Neither did David cause the death of the supposed bearer of the evil tidings at Mt. Gilboa, as found in the first sixteen lines of Second Samuel, as this is an insertion of a later writer and had no foundation in truth, being merely an amplification of the subject of David’s aversion to anyone’s killing the Lord’s anointed. Rather, David’s thoughts were with Jonathan’s son, Meribaal, called Mephibosheth, who was crippled on both feet, and David’s kindness to him is recorded in the Scriptures.

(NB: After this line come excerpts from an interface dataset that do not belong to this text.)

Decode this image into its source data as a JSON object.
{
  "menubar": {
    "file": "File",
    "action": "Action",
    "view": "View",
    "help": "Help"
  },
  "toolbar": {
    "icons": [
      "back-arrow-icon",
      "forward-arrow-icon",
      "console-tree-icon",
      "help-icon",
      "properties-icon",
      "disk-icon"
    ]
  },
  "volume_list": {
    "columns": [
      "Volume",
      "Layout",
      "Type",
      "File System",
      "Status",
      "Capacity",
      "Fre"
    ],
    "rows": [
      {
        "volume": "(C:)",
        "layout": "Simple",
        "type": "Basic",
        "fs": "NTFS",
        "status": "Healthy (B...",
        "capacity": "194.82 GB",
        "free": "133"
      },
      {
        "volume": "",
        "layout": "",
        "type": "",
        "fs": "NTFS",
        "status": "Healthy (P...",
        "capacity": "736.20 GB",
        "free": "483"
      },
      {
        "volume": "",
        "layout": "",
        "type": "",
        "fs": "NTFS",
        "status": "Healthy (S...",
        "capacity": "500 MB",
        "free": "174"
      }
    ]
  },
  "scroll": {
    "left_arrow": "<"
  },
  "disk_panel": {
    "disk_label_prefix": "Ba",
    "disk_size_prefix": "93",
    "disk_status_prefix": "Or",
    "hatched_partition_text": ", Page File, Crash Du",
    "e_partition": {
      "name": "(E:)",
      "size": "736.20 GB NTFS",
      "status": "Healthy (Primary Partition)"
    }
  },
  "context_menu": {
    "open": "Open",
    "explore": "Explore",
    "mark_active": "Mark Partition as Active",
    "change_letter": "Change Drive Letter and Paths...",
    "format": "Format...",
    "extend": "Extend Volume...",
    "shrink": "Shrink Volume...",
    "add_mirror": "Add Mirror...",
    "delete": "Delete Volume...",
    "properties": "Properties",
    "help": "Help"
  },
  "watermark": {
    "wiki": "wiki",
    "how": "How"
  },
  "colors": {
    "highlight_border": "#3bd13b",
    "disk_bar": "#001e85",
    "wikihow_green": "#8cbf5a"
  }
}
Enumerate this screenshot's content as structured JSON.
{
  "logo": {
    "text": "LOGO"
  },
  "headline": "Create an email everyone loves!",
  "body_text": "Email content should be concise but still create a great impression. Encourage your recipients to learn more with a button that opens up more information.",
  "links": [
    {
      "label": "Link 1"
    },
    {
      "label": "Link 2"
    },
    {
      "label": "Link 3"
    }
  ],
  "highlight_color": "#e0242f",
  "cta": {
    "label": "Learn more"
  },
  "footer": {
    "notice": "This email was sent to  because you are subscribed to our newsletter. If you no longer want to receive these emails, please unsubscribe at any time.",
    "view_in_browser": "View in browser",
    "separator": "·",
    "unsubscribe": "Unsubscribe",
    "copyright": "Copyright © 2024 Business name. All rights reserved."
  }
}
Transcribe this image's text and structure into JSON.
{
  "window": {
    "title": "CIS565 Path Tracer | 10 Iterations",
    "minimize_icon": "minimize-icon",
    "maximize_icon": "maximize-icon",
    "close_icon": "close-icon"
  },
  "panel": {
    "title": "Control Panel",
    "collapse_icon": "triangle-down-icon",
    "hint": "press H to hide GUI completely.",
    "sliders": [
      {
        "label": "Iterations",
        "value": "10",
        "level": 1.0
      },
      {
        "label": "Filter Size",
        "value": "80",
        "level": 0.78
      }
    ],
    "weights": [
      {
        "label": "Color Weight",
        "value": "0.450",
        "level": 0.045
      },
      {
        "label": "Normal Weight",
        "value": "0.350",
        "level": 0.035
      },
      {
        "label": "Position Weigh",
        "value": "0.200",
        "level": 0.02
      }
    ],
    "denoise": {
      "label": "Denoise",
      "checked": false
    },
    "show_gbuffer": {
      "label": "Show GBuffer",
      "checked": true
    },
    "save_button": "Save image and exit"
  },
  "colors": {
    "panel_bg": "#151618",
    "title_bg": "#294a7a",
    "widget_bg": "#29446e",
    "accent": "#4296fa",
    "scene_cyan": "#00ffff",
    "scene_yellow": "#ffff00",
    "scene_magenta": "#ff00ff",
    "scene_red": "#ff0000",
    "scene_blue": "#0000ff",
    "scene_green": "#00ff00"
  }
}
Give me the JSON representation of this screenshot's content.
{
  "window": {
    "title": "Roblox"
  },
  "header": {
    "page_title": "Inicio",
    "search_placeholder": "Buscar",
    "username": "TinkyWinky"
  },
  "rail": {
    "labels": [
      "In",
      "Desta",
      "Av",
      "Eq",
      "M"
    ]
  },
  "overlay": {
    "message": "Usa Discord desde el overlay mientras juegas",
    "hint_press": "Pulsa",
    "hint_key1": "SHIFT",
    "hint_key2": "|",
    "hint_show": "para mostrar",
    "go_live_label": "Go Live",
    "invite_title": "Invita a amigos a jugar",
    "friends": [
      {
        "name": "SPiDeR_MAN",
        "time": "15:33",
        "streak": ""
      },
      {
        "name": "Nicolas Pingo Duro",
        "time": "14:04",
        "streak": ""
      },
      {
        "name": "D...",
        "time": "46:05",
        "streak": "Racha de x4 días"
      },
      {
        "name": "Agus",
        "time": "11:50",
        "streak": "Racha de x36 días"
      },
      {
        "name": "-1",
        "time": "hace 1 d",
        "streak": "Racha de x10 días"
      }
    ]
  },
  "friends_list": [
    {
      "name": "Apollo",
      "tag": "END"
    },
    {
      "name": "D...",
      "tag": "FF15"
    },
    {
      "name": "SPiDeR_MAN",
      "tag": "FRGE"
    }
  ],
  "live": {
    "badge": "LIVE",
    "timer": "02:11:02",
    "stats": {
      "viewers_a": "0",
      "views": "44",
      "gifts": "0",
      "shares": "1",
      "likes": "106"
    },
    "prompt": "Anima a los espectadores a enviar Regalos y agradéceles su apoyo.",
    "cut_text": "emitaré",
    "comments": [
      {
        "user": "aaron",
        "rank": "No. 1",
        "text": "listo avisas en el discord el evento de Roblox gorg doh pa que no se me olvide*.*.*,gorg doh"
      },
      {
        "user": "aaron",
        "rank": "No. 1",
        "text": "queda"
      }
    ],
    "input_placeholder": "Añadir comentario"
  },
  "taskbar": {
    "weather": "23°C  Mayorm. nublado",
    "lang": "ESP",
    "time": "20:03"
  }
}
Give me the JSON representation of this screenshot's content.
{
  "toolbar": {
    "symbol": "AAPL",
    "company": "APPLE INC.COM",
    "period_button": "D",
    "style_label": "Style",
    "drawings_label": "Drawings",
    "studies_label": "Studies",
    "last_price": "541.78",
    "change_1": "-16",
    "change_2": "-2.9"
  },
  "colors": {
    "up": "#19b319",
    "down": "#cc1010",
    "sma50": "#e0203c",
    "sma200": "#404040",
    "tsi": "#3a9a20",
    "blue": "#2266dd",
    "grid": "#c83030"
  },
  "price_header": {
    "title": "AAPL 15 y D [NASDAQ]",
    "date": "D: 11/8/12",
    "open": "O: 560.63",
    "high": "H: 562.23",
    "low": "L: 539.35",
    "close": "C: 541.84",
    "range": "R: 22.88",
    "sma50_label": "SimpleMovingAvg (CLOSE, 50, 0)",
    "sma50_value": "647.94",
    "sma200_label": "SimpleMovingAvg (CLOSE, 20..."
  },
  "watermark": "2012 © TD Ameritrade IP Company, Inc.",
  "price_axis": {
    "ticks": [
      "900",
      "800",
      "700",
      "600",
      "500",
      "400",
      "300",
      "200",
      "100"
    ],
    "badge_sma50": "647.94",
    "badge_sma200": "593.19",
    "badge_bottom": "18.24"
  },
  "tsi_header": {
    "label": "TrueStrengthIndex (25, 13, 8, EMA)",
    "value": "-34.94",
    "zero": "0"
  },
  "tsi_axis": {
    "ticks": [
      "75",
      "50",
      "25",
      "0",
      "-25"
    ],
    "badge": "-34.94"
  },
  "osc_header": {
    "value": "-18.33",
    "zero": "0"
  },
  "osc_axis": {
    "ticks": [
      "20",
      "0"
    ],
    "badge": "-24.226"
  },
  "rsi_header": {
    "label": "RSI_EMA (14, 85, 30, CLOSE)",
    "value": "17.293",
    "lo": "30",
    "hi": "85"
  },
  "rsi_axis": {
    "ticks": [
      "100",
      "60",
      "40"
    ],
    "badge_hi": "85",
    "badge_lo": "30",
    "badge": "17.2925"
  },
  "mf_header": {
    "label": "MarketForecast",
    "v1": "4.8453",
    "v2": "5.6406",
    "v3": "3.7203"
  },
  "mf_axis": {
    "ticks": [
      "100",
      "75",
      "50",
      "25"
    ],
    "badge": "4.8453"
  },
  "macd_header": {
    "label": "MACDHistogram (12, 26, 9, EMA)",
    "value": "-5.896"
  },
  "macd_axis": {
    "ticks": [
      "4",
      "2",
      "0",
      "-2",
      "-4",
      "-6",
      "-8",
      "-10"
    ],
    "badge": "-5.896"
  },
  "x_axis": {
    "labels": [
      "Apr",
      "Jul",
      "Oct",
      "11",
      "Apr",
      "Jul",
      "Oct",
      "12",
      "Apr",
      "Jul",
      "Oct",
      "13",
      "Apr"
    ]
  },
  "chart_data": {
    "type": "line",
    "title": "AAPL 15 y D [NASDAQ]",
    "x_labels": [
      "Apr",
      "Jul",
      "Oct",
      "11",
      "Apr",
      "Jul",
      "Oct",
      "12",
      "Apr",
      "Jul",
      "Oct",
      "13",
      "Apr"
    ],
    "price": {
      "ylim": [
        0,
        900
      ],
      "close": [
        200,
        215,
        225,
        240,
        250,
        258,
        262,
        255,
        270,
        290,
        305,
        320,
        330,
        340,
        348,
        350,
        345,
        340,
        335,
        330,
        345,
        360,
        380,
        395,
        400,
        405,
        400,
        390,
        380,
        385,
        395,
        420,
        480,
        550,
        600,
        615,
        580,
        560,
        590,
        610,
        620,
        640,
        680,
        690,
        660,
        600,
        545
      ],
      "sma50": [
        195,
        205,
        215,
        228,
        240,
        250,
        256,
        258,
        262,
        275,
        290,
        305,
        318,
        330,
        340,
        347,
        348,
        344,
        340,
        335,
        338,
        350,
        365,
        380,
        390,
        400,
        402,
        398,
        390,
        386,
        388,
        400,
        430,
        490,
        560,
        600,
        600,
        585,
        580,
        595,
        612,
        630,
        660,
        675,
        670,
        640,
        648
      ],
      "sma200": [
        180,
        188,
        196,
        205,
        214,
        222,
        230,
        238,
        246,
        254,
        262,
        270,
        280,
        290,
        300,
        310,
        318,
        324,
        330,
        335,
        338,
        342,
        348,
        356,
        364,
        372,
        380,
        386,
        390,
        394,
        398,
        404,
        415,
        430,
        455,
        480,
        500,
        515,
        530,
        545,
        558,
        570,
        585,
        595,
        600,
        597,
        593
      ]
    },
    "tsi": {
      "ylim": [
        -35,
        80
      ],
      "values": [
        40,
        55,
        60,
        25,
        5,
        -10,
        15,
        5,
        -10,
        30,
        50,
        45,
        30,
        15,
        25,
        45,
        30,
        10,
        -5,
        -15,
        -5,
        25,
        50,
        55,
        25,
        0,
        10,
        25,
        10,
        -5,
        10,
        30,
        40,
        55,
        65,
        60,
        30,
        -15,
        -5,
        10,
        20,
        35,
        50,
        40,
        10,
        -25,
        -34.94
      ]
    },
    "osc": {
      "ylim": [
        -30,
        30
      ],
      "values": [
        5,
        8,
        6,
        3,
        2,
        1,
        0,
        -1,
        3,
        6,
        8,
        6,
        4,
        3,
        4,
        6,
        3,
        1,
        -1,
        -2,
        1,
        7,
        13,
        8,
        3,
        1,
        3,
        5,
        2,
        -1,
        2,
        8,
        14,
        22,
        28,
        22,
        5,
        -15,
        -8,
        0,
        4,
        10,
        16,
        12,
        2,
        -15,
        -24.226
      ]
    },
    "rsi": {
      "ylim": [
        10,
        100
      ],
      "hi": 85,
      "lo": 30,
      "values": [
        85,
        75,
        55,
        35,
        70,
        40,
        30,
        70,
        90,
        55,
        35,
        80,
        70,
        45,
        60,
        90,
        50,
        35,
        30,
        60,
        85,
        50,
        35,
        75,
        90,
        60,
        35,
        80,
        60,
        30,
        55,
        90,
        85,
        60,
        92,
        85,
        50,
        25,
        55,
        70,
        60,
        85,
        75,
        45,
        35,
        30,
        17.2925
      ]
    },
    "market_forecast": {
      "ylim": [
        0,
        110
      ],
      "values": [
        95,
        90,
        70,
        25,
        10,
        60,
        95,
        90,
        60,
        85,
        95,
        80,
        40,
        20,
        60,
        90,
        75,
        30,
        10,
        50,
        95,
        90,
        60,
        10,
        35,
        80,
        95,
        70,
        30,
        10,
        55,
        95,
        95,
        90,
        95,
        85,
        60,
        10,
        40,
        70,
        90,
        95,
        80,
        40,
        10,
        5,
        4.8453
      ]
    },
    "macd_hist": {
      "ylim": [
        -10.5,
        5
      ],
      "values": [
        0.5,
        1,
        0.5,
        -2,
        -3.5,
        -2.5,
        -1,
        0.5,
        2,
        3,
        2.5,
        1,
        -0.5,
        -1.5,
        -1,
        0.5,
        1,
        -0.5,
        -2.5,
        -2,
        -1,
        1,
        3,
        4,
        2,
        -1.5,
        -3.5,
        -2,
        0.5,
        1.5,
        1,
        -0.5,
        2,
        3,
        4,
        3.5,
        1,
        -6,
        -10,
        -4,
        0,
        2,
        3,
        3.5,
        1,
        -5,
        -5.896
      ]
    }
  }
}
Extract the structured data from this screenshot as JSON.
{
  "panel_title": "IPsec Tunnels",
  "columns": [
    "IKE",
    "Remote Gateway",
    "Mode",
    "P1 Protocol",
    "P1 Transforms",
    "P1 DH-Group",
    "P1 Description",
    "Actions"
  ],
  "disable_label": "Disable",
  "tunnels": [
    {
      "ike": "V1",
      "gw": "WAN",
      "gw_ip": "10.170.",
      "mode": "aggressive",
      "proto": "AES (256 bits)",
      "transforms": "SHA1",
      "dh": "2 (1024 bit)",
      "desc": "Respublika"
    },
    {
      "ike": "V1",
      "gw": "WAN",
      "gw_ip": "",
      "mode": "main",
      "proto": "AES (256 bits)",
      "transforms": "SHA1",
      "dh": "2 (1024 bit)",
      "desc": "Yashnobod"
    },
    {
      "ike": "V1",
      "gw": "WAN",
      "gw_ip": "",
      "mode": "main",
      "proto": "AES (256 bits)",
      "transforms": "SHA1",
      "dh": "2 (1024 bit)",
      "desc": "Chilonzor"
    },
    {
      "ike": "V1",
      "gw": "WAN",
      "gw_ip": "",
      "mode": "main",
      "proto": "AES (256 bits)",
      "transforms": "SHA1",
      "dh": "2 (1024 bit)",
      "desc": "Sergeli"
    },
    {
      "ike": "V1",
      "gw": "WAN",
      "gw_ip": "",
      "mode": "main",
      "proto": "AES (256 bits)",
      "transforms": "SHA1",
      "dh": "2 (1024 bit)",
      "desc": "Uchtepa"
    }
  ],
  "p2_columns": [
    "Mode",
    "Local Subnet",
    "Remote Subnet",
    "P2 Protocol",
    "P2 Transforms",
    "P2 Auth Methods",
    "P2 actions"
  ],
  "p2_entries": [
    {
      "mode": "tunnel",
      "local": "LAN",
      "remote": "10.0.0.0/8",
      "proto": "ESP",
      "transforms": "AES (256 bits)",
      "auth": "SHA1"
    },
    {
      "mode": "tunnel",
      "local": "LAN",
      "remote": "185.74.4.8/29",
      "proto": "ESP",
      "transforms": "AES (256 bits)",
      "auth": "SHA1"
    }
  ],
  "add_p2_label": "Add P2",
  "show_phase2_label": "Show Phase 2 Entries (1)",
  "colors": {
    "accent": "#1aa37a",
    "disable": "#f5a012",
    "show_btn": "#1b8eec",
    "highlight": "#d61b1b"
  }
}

And David said: “Is there yet any that is left of the house of Saul, that I may show him kindness for Jonathan’s sake? … that I may show the kindness of God unto him?” (2 Samuel 9: 1 - 3) “And Meribaal, called Mephibosheth, the son of Jonathan, came unto David and fell at his feet.” And David said: “Mephibosheth.” And he answered: “Behold thy servant.” And David said unto him: “Fear not, for I will surely show thee kindness for Jonathan thy father’s sake, and will restore thee all the land of Saul thy father; and thou shalt eat bread at my table continually.” (2 Samuel 9: 6 - 7) And David did, eventually, restore to Jonathan’s son all that belonged to the house of Saul. I shall continue to tell about David’s kindness of heart in my next sermon.
Jesus of the Bible
Master of the Celestial Heavens